AWS sent certification packets to schools this year, inviting them to participate in the company's effort by testing their equipment for optimal performance. So far, 25 schools have been certified as ready to be part of the homeland- security apparatus.
Among other measures, schools must photograph their WeatherNet stations from a variety of angles and confirm that the equipment isn't positioned near heating vents or in some other location that might skew its measurements.
Participation is voluntary, but AWS executives predict most schools will buy in to the idea.
"It's a way for them all to get involved in something bigger than what's happening in the classroom; they're helping to protect the country," AWS Senior Vice President John Saaty said.
The 1,300-student Kingsview Middle School is one of those with a weather station certified for homeland-security purposes, a fact that Mr. Leck believes helps his students cope with their proximity to a primary target for terrorism: the nation's capital.
"They say D.C. and Baltimore are the two big cities in this area that might get hit with biological or chemical weapons, right?" the fast-talking teacher asked his class last week. A few boys barked out nervous guffaws in response to the question, but most of the children simply nodded their heads.
"Knowing what we do about prevailing winds, do you think we'd have to worry about that?" Mr. Leck asked his students.
Looking at a map at the front of the classroom that showed Germantown's location in relation to Washington, and wind-direction readings on the WeatherNet Classroom Web site, the youngsters correctly decided their answer was no.
"There are other weather conditions we might need to worry about," Mr. Leck warned.

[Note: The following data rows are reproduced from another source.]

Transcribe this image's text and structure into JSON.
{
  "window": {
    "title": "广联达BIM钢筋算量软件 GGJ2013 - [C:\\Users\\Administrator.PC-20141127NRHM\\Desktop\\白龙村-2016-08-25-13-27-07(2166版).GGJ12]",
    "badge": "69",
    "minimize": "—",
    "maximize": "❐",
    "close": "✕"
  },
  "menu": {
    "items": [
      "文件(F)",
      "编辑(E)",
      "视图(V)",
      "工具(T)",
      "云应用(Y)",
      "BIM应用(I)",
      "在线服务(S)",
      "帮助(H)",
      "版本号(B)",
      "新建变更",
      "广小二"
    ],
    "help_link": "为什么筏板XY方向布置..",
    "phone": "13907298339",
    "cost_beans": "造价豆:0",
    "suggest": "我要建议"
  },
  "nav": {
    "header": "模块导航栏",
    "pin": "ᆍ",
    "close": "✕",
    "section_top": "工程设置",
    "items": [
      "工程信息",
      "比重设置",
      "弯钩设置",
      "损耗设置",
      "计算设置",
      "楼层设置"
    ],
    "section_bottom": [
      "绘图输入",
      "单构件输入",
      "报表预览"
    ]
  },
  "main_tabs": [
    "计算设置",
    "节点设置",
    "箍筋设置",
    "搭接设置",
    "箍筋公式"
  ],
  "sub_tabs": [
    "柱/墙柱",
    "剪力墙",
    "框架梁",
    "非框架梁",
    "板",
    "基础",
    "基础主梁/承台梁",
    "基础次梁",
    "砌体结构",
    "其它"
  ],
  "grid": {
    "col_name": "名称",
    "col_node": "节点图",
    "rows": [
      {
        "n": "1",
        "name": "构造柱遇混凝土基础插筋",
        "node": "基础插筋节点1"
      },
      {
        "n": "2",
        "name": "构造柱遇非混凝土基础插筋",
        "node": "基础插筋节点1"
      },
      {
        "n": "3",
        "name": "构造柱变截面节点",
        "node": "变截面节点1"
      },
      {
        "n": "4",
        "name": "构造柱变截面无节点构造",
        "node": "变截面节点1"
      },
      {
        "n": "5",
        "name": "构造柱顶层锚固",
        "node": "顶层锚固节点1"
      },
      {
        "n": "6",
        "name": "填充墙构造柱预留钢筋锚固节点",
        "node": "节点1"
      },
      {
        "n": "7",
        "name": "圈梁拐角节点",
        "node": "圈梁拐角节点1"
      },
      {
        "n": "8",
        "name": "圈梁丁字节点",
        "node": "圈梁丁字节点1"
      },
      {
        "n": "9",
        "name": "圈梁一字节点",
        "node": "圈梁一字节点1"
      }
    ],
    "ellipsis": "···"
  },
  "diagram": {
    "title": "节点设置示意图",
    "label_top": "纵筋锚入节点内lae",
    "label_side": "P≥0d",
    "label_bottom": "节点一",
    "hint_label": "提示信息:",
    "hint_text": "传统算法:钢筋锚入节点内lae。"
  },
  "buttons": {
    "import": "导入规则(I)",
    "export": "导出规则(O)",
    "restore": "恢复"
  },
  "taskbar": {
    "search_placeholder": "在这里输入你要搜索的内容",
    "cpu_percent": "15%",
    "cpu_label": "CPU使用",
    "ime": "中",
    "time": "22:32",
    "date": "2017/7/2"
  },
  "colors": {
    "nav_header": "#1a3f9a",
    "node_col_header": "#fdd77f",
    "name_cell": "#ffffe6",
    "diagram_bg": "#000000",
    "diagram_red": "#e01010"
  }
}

Still, knowing which way the wind blows is a start.
Coverage of technology is supported in part by the William and Flora Hewlett Foundation
Vol. 22, Issue 36, Page 5